▸ RECORDS FOR THE TASK:
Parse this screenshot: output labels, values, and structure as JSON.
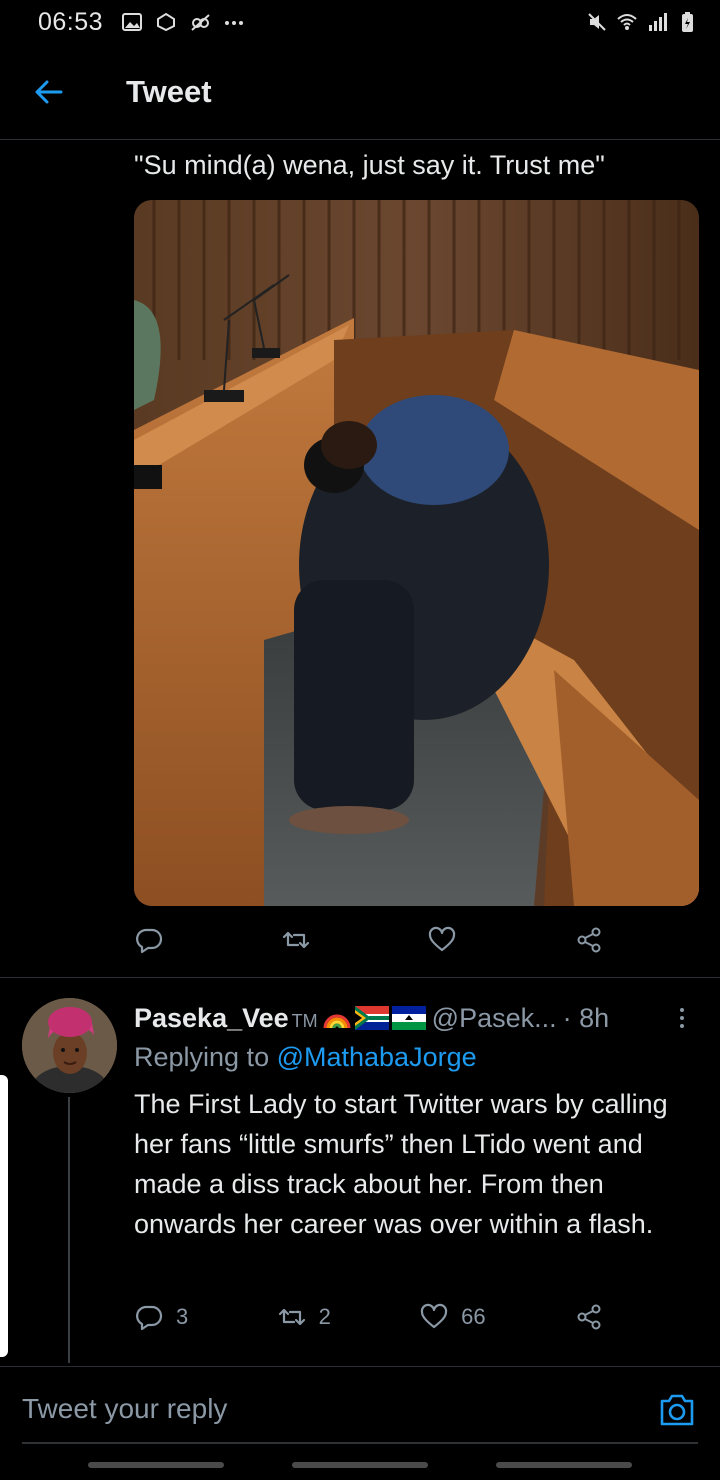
{
  "status_bar": {
    "time": "06:53",
    "left_icons": [
      "gallery-icon",
      "sync-icon",
      "no-sim-icon",
      "more-dots-icon"
    ],
    "right_icons": [
      "mute-icon",
      "wifi-icon",
      "signal-icon",
      "battery-icon"
    ]
  },
  "header": {
    "title": "Tweet",
    "back_icon": "arrow-left-icon"
  },
  "tweet": {
    "text": "\"Su mind(a) wena, just say it. Trust me\"",
    "actions": [
      "reply-icon",
      "retweet-icon",
      "like-icon",
      "share-icon"
    ]
  },
  "reply": {
    "display_name": "Paseka_Vee",
    "tm": "TM",
    "flags": [
      "rainbow-emoji",
      "south-africa-flag",
      "lesotho-flag"
    ],
    "handle": "@Pasek...",
    "time": "· 8h",
    "replying_to_prefix": "Replying to ",
    "replying_to_mention": "@MathabaJorge",
    "body": "The First Lady to start Twitter wars by calling her fans “little smurfs” then LTido went and made a diss track about her. From then onwards her career was over within a flash.",
    "counts": {
      "replies": "3",
      "retweets": "2",
      "likes": "66"
    }
  },
  "composer": {
    "placeholder": "Tweet your reply",
    "camera_icon": "camera-icon"
  },
  "colors": {
    "background": "#000000",
    "accent": "#1d9bf0",
    "muted": "#8b98a5",
    "text": "#e7e9ea"
  }
}
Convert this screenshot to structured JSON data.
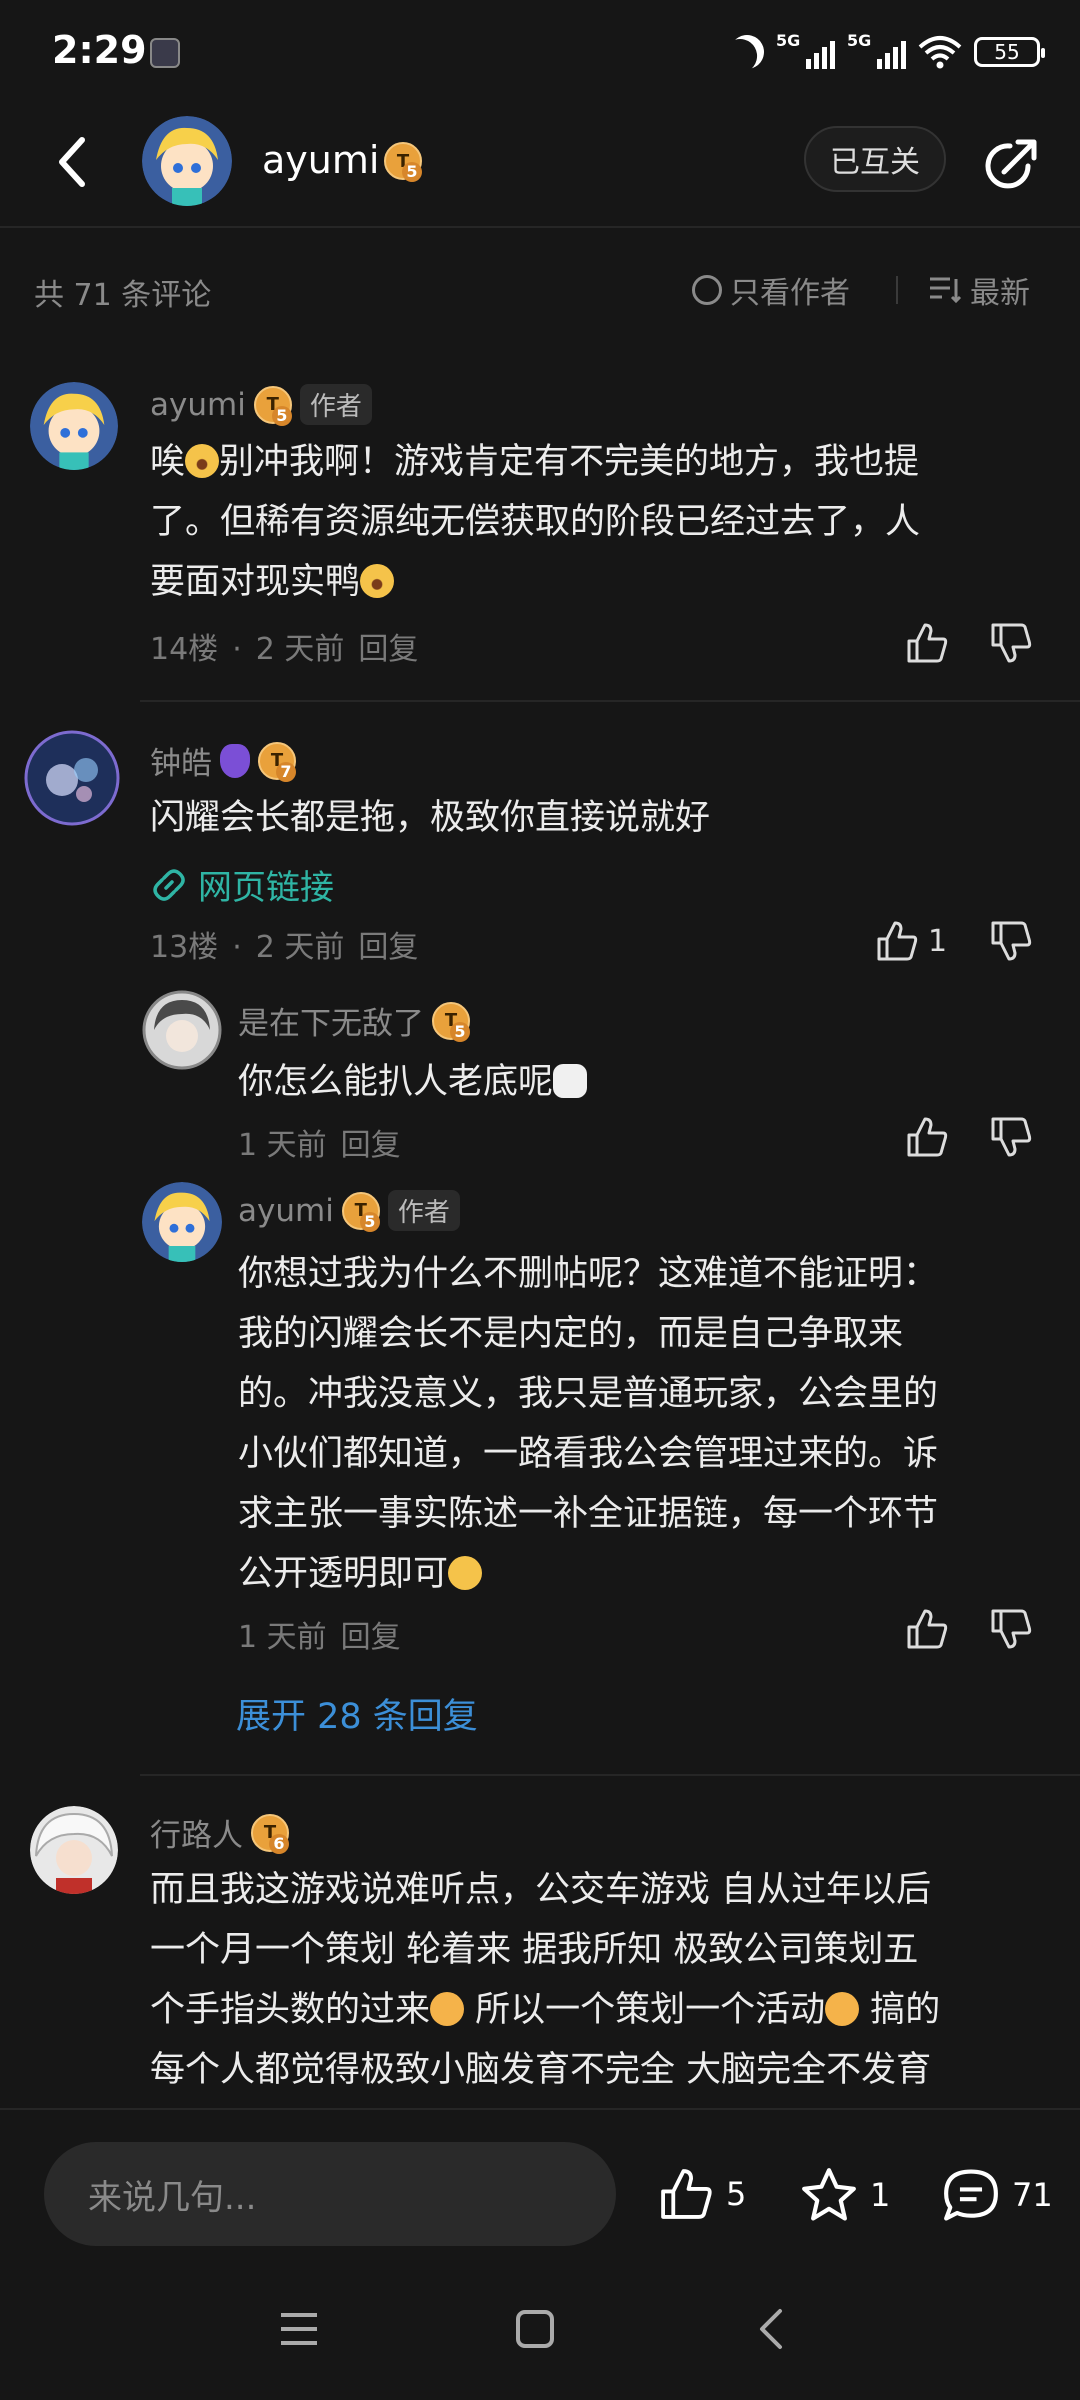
{
  "status": {
    "time": "2:29",
    "net1": "5G",
    "net2": "5G",
    "battery": "55"
  },
  "header": {
    "username": "ayumi",
    "level": "5",
    "mutual": "已互关"
  },
  "filter": {
    "count": "共 71 条评论",
    "author_only": "只看作者",
    "sort": "最新"
  },
  "comments": [
    {
      "name": "ayumi",
      "level": "5",
      "author_tag": "作者",
      "lines": [
        "唉",
        "别冲我啊！游戏肯定有不完美的地方，我也提",
        "了。但稀有资源纯无偿获取的阶段已经过去了，人",
        "要面对现实鸭"
      ],
      "floor": "14楼",
      "time": "2 天前",
      "reply": "回复"
    },
    {
      "name": "钟皓",
      "level": "7",
      "lines": [
        "闪耀会长都是拖，极致你直接说就好"
      ],
      "link": "网页链接",
      "floor": "13楼",
      "time": "2 天前",
      "reply": "回复",
      "likes": "1",
      "replies": [
        {
          "name": "是在下无敌了",
          "level": "5",
          "lines": [
            "你怎么能扒人老底呢"
          ],
          "time": "1 天前",
          "reply": "回复"
        },
        {
          "name": "ayumi",
          "level": "5",
          "author_tag": "作者",
          "lines": [
            "你想过我为什么不删帖呢？这难道不能证明：",
            "我的闪耀会长不是内定的，而是自己争取来",
            "的。冲我没意义，我只是普通玩家，公会里的",
            "小伙们都知道，一路看我公会管理过来的。诉",
            "求主张一事实陈述一补全证据链，每一个环节",
            "公开透明即可"
          ],
          "time": "1 天前",
          "reply": "回复"
        }
      ],
      "expand": "展开 28 条回复"
    },
    {
      "name": "行路人",
      "level": "6",
      "lines": [
        "而且我这游戏说难听点，公交车游戏 自从过年以后",
        "一个月一个策划 轮着来 据我所知 极致公司策划五",
        "个手指头数的过来",
        " 所以一个策划一个活动",
        " 搞的",
        "每个人都觉得极致小脑发育不完全 大脑完全不发育"
      ]
    }
  ],
  "bottom": {
    "placeholder": "来说几句...",
    "likes": "5",
    "stars": "1",
    "comments": "71"
  }
}
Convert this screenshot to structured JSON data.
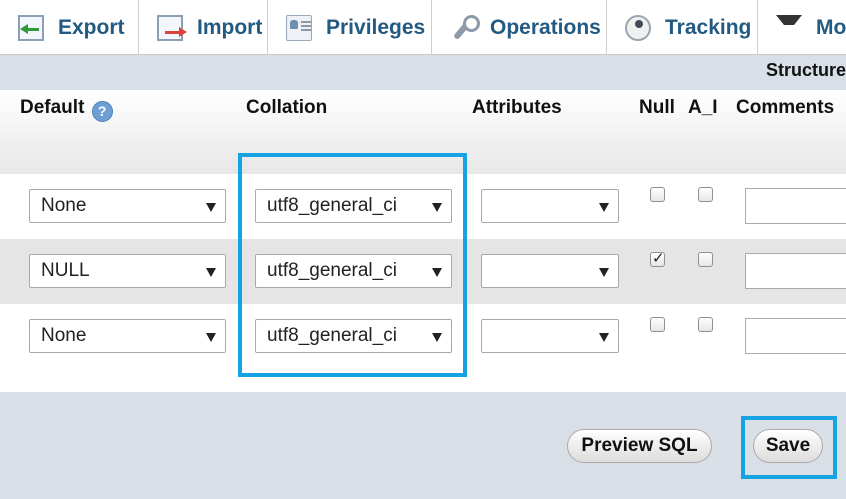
{
  "tabs": [
    {
      "label": "Export",
      "icon": "export-icon"
    },
    {
      "label": "Import",
      "icon": "import-icon"
    },
    {
      "label": "Privileges",
      "icon": "privileges-icon"
    },
    {
      "label": "Operations",
      "icon": "wrench-icon"
    },
    {
      "label": "Tracking",
      "icon": "eye-icon"
    },
    {
      "label": "More",
      "icon": "caret-down-icon"
    }
  ],
  "section_label": "Structure",
  "columns": {
    "default": "Default",
    "collation": "Collation",
    "attributes": "Attributes",
    "null": "Null",
    "ai": "A_I",
    "comments": "Comments"
  },
  "help_glyph": "?",
  "rows": [
    {
      "default": "None",
      "collation": "utf8_general_ci",
      "attributes": "",
      "null_checked": false,
      "ai_checked": false,
      "comment": ""
    },
    {
      "default": "NULL",
      "collation": "utf8_general_ci",
      "attributes": "",
      "null_checked": true,
      "ai_checked": false,
      "comment": ""
    },
    {
      "default": "None",
      "collation": "utf8_general_ci",
      "attributes": "",
      "null_checked": false,
      "ai_checked": false,
      "comment": ""
    }
  ],
  "buttons": {
    "preview_sql": "Preview SQL",
    "save": "Save"
  },
  "colors": {
    "highlight": "#15a3e3",
    "tab_text": "#235a81",
    "background": "#d8dfe6"
  }
}
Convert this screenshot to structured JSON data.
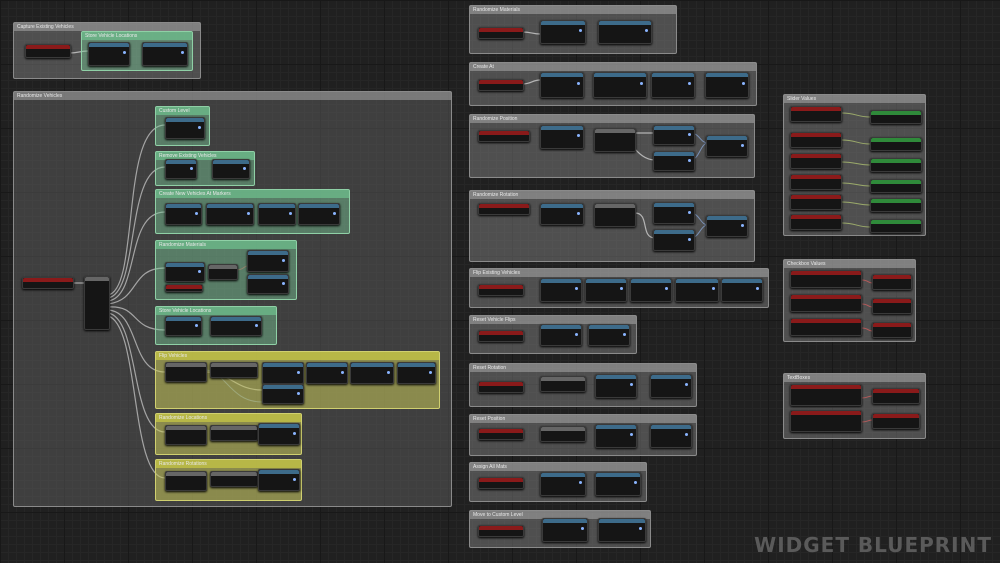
{
  "comments": {
    "c1": "Capture Existing Vehicles",
    "c1a": "Store Vehicle Locations",
    "c2": "Randomize Vehicles",
    "c2a": "Custom Level",
    "c2b": "Remove Existing Vehicles",
    "c2c": "Create New Vehicles At Markers",
    "c2d": "Randomize Materials",
    "c2e": "Store Vehicle Locations",
    "c2f": "Flip Vehicles",
    "c2g": "Randomize Locations",
    "c2h": "Randomize Rotations",
    "r1": "Randomize Materials",
    "r2": "Create At",
    "r3": "Randomize Position",
    "r4": "Randomize Rotation",
    "r5": "Flip Existing Vehicles",
    "r6": "Reset Vehicle Flips",
    "r7": "Reset Rotation",
    "r8": "Reset Position",
    "r9": "Assign All Mats",
    "r10": "Move to Custom Level",
    "s1": "Slider Values",
    "s2": "Checkbox Values",
    "s3": "TextBoxes"
  },
  "watermark": "WIDGET BLUEPRINT"
}
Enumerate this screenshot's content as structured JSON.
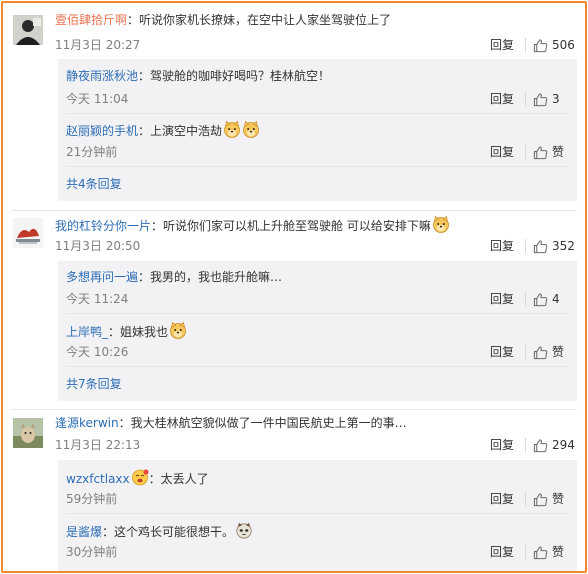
{
  "threads": [
    {
      "user": "壹佰肆拾斤啊",
      "text": "：听说你家机长撩妹，在空中让人家坐驾驶位上了",
      "time": "11月3日 20:27",
      "reply_label": "回复",
      "likes": "506",
      "replies": [
        {
          "user": "静夜雨涨秋池",
          "text": "：驾驶舱的咖啡好喝吗？桂林航空！",
          "time": "今天 11:04",
          "reply_label": "回复",
          "likes": "3"
        },
        {
          "user": "赵丽颖的手机",
          "text": "：上演空中浩劫",
          "time": "21分钟前",
          "reply_label": "回复",
          "likes": "赞"
        }
      ],
      "more": "共4条回复"
    },
    {
      "user": "我的杠铃分你一片",
      "text": "：听说你们家可以机上升舱至驾驶舱  可以给安排下嘛",
      "time": "11月3日 20:50",
      "reply_label": "回复",
      "likes": "352",
      "replies": [
        {
          "user": "多想再问一遍",
          "text": "：我男的，我也能升舱嘛…",
          "time": "今天 11:24",
          "reply_label": "回复",
          "likes": "4"
        },
        {
          "user": "上岸鸭_",
          "text": "：姐妹我也",
          "time": "今天 10:26",
          "reply_label": "回复",
          "likes": "赞"
        }
      ],
      "more": "共7条回复"
    },
    {
      "user": "逢源kerwin",
      "text": "：我大桂林航空貌似做了一件中国民航史上第一的事…",
      "time": "11月3日 22:13",
      "reply_label": "回复",
      "likes": "294",
      "replies": [
        {
          "user": "wzxfctlaxx",
          "text": "：太丢人了",
          "time": "59分钟前",
          "reply_label": "回复",
          "likes": "赞"
        },
        {
          "user": "是酱爆",
          "text": "：这个鸡长可能很想干。",
          "time": "30分钟前",
          "reply_label": "回复",
          "likes": "赞"
        }
      ]
    }
  ],
  "icons": {
    "like": "thumbs-up-icon",
    "emoji": "doge-emoji-icon"
  },
  "colors": {
    "frame": "#f08a2c",
    "username": "#eb7350",
    "link": "#2c6db5",
    "subbox": "#f2f2f5"
  }
}
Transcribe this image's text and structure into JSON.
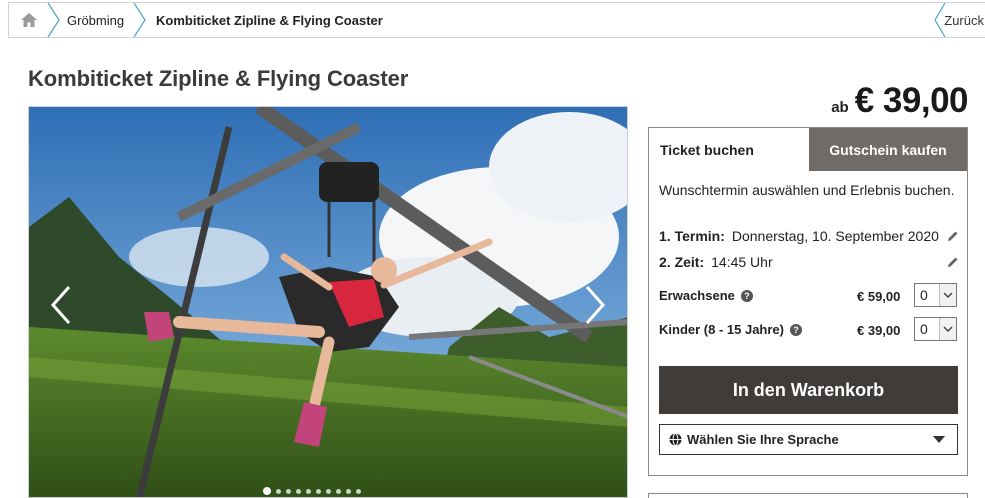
{
  "breadcrumb": {
    "items": [
      "Gröbming",
      "Kombiticket Zipline & Flying Coaster"
    ],
    "back_label": "Zurück"
  },
  "page": {
    "title": "Kombiticket Zipline & Flying Coaster",
    "price_prefix": "ab",
    "price": "€ 39,00"
  },
  "gallery": {
    "slide_count": 10,
    "active_index": 0
  },
  "booking": {
    "tabs": [
      "Ticket buchen",
      "Gutschein kaufen"
    ],
    "active_tab": "Ticket buchen",
    "intro": "Wunschtermin auswählen und Erlebnis buchen.",
    "date_label": "1. Termin:",
    "date_value": "Donnerstag, 10. September 2020",
    "time_label": "2. Zeit:",
    "time_value": "14:45 Uhr",
    "tickets": [
      {
        "label": "Erwachsene",
        "price": "€ 59,00",
        "quantity": "0"
      },
      {
        "label": "Kinder (8 - 15 Jahre)",
        "price": "€ 39,00",
        "quantity": "0"
      }
    ],
    "cart_button": "In den Warenkorb",
    "language_select": "Wählen Sie Ihre Sprache"
  },
  "colors": {
    "tab_inactive_bg": "#6e6b69",
    "button_bg": "#3f3c3a",
    "border": "#cfd4d8"
  }
}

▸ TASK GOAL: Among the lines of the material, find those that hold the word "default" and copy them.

▸ RESPONSE BELOW:
    "default": "Default",
      "default": "None",
      "default": "NULL",
      "default": "None",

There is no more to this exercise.